__Task objective__:
Please write out the data exactly, line by line.
------ Data for this exercise ------
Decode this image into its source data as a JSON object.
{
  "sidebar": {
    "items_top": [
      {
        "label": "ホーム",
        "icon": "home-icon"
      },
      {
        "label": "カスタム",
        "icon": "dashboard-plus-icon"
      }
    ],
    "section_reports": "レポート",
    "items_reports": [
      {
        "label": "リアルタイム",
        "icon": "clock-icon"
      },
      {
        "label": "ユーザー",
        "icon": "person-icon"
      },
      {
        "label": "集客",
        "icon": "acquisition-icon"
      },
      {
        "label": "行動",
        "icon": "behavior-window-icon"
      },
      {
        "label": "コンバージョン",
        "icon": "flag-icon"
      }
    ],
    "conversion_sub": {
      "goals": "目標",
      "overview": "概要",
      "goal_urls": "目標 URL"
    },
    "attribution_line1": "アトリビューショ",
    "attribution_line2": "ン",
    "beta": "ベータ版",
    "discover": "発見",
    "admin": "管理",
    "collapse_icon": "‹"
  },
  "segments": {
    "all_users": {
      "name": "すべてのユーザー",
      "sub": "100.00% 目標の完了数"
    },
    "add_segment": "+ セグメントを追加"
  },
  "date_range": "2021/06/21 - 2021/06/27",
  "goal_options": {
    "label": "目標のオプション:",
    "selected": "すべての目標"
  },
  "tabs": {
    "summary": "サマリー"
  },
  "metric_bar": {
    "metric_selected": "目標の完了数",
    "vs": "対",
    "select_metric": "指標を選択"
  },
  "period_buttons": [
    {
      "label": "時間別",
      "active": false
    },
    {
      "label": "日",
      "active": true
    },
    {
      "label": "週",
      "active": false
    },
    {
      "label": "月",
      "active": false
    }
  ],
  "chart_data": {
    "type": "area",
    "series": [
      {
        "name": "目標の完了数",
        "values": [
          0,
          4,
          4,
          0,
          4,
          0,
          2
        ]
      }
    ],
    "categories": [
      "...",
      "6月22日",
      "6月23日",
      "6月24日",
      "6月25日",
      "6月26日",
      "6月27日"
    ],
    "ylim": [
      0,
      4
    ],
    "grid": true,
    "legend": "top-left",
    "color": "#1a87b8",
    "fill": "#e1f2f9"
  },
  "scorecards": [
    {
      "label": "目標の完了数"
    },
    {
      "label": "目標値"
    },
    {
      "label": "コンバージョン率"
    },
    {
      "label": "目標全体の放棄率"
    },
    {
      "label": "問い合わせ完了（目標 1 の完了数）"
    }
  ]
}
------
__Result for this exercise__:
Decode this image into its source data as a JSON object.
{
  "sidebar": {
    "items_top": [
      {
        "label": "ホーム",
        "icon": "home-icon"
      },
      {
        "label": "カスタム",
        "icon": "dashboard-plus-icon"
      }
    ],
    "section_reports": "レポート",
    "items_reports": [
      {
        "label": "リアルタイム",
        "icon": "clock-icon"
      },
      {
        "label": "ユーザー",
        "icon": "person-icon"
      },
      {
        "label": "集客",
        "icon": "acquisition-icon"
      },
      {
        "label": "行動",
        "icon": "behavior-window-icon"
      },
      {
        "label": "コンバージョン",
        "icon": "flag-icon"
      }
    ],
    "conversion_sub": {
      "goals": "目標",
      "overview": "概要",
      "goal_urls": "目標 URL"
    },
    "attribution_line1": "アトリビューショ",
    "attribution_line2": "ン",
    "beta": "ベータ版",
    "discover": "発見",
    "admin": "管理",
    "collapse_icon": "‹"
  },
  "segments": {
    "all_users": {
      "name": "すべてのユーザー",
      "sub": "100.00% 目標の完了数"
    },
    "add_segment": "+ セグメントを追加"
  },
  "date_range": "2021/06/21 - 2021/06/27",
  "goal_options": {
    "label": "目標のオプション:",
    "selected": "すべての目標"
  },
  "tabs": {
    "summary": "サマリー"
  },
  "metric_bar": {
    "metric_selected": "目標の完了数",
    "vs": "対",
    "select_metric": "指標を選択"
  },
  "period_buttons": [
    {
      "label": "時間別",
      "active": false
    },
    {
      "label": "日",
      "active": true
    },
    {
      "label": "週",
      "active": false
    },
    {
      "label": "月",
      "active": false
    }
  ],
  "chart_data": {
    "type": "area",
    "series": [
      {
        "name": "目標の完了数",
        "values": [
          0,
          4,
          4,
          0,
          4,
          0,
          2
        ]
      }
    ],
    "categories": [
      "...",
      "6月22日",
      "6月23日",
      "6月24日",
      "6月25日",
      "6月26日",
      "6月27日"
    ],
    "ylim": [
      0,
      4
    ],
    "grid": true,
    "legend": "top-left",
    "color": "#1a87b8",
    "fill": "#e1f2f9"
  },
  "scorecards": [
    {
      "label": "目標の完了数"
    },
    {
      "label": "目標値"
    },
    {
      "label": "コンバージョン率"
    },
    {
      "label": "目標全体の放棄率"
    },
    {
      "label": "問い合わせ完了（目標 1 の完了数）"
    }
  ]
}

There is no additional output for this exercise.